## Supplied material

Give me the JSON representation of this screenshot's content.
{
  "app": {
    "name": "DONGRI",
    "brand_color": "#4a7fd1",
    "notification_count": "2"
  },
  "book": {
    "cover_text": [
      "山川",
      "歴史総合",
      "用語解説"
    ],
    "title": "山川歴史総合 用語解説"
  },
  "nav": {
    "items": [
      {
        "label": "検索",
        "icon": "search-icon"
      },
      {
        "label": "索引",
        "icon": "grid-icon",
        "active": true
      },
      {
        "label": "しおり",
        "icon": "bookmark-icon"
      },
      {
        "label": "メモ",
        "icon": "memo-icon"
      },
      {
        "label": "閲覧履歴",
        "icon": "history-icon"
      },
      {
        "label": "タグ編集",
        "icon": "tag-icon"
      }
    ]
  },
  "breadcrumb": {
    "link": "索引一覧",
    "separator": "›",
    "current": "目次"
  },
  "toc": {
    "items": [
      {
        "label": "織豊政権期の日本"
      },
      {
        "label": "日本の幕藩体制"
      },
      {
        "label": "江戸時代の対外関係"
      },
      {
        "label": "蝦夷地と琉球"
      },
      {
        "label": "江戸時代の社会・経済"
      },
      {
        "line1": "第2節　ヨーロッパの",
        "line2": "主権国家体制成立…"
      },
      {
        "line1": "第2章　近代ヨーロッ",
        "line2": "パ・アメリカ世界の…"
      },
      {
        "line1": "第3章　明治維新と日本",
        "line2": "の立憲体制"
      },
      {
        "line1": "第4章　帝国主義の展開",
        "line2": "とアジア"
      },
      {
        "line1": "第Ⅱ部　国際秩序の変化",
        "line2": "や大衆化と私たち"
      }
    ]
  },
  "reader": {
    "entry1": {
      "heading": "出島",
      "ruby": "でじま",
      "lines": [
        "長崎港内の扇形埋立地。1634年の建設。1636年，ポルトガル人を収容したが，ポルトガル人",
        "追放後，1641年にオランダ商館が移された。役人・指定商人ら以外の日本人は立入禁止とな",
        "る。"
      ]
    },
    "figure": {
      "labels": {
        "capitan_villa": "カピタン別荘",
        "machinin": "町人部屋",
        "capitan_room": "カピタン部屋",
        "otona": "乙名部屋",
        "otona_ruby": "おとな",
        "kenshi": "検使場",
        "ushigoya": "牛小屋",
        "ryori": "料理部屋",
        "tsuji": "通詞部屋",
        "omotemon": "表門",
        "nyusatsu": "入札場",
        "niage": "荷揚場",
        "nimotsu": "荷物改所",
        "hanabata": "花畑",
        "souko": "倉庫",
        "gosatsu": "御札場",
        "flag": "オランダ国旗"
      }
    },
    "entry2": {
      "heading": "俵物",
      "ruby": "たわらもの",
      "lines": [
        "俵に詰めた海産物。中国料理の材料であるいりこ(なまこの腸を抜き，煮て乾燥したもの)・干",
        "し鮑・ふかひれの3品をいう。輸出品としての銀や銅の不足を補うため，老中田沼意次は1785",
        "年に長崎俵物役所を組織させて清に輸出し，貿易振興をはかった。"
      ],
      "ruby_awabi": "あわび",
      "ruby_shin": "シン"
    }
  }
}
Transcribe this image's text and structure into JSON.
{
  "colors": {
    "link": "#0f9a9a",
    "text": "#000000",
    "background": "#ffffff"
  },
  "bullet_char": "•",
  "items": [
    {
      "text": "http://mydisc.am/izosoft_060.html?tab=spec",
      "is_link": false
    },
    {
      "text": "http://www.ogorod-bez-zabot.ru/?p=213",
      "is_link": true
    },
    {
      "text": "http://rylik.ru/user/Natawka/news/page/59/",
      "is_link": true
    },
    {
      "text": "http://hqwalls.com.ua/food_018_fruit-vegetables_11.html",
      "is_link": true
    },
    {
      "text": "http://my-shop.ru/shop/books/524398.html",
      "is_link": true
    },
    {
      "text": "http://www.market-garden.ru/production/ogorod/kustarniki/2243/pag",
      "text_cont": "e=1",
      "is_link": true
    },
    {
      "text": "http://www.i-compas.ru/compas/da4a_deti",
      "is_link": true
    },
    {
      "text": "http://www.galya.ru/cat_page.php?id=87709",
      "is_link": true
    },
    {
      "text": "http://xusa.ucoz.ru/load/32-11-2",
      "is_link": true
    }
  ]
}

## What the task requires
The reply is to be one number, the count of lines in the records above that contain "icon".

## Output
6